Numerous reports have suggested that nutritional deficiencies in general would cause adverse birth outcomes. As an example, a Dutch midwife found an increase in NTD in 1722 and 1732, 2 yr that were linked with poor crops. She also noted that the children with NTD came from the poorest homes in urban areas (1). A similar observation was made in the children who were exposed in utero to severe food shortage during the Second World War in Holland. In addition to a significant decrease in birth weight, there was also a significant increase in the rate of NTD (2).
During 1913, Russians near Siberia experienced extreme food shortage and were forced to eat grains of wheat, millet, and barley that had been left outside during the winter. The melting snow increased the moisture content, which favored mold growth and resulted in a large outbreak of mycotoxicosis. The disease, referred to
The pattern of child growth, including dependency on older individuals for food and protection, small body size, slow rate of growth, and delayed reproductive maturation, entails liabilities.
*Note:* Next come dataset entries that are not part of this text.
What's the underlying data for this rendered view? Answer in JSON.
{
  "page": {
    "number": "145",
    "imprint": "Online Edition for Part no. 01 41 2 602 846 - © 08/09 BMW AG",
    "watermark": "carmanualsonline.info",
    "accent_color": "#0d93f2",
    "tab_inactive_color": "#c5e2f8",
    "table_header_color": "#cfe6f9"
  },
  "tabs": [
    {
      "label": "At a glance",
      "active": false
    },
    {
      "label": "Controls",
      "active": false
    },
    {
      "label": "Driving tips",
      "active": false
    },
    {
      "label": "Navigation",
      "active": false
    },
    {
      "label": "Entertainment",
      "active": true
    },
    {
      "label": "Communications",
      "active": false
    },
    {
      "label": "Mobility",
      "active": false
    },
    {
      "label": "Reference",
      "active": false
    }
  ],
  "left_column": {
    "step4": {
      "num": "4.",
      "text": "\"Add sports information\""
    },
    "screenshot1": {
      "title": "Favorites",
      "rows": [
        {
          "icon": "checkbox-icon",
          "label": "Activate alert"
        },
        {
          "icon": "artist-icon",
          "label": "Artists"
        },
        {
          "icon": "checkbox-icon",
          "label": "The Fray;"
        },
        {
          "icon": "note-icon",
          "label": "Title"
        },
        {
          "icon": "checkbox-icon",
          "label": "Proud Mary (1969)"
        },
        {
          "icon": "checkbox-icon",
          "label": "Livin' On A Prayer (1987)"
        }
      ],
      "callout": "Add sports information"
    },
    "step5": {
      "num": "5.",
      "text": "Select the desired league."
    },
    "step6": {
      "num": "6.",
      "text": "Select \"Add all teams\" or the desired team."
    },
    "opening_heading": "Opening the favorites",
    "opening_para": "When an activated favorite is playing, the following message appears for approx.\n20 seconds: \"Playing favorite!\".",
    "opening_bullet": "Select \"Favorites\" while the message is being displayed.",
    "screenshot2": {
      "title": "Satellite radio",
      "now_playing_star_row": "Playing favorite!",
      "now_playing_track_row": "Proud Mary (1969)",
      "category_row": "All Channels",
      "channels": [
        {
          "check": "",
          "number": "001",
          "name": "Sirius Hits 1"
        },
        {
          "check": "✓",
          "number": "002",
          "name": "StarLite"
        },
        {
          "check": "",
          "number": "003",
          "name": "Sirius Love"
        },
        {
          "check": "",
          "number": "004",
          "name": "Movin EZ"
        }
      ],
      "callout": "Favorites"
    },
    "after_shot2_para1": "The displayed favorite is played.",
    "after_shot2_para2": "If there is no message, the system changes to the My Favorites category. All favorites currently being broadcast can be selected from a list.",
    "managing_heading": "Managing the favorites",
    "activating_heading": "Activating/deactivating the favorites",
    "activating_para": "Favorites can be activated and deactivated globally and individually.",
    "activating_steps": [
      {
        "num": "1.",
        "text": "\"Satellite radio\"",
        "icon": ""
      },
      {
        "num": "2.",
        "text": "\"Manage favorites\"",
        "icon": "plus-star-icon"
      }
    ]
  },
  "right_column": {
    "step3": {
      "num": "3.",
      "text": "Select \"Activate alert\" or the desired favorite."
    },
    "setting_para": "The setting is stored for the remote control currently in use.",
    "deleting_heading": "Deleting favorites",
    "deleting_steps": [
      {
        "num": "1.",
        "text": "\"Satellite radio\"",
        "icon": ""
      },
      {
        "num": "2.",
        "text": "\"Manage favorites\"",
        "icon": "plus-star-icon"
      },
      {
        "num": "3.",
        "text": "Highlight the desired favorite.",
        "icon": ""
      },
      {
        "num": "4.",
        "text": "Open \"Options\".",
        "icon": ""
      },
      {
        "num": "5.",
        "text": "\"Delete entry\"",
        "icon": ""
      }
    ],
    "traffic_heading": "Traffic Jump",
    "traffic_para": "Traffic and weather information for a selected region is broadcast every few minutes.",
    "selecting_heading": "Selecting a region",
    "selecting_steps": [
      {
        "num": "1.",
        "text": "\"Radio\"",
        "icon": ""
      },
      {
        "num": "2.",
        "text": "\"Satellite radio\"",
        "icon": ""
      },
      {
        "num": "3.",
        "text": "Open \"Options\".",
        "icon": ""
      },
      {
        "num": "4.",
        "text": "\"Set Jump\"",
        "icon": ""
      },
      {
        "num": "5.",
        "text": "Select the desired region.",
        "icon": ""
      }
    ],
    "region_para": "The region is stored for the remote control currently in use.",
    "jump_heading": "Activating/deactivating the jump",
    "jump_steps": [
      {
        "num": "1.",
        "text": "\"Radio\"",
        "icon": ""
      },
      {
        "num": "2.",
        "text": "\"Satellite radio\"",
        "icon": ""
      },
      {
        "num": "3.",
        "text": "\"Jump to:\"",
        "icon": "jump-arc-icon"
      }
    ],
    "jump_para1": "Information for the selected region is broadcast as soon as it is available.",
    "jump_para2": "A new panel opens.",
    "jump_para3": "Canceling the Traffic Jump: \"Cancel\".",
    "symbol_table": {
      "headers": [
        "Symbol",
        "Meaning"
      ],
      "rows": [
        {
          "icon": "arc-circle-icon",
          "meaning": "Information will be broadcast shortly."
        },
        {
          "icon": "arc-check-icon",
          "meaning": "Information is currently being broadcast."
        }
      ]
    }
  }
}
Mild-to-moderate energy under-nutrition is, perhaps, the most common risk, with estimates that 28 of all children, equaling 150 million, are undernourished in developing nations (UNICEF, 2001). Undernutrition may be due to food shortages alone, but equally likely it is due to work loads and infectious disease loads placed on children that compromise their energy balance (Worthman, 1993). Viewed in historical perspective, unreasonable work loads for
Budiansky, S., The Covenant of the Wild Why Animals Chose Domestication (New York Morrow, 1992) Clutton-Brock, J., Domesticated Animals from Early Times (London British Museum Natural History and Heinemann, 1981) Cohen, M. N., The Food Crisis in Prehistory Overpopulation and the Origins of Agriculture (New Haven Yale University Press, 1977) Serpell, J. A., In the Company of Animals, 2nd ed. (Cambridge Cambridge University Press, 1996) Zeuner, F. E., A History of Domesticated Animals (London Hutchinson, 1963).
Official Download Page Food For Freedom
Free version of Food For Freedom can not be found on the internet. And you can safely download your risk free copy of Food For Freedom from the special discount link below.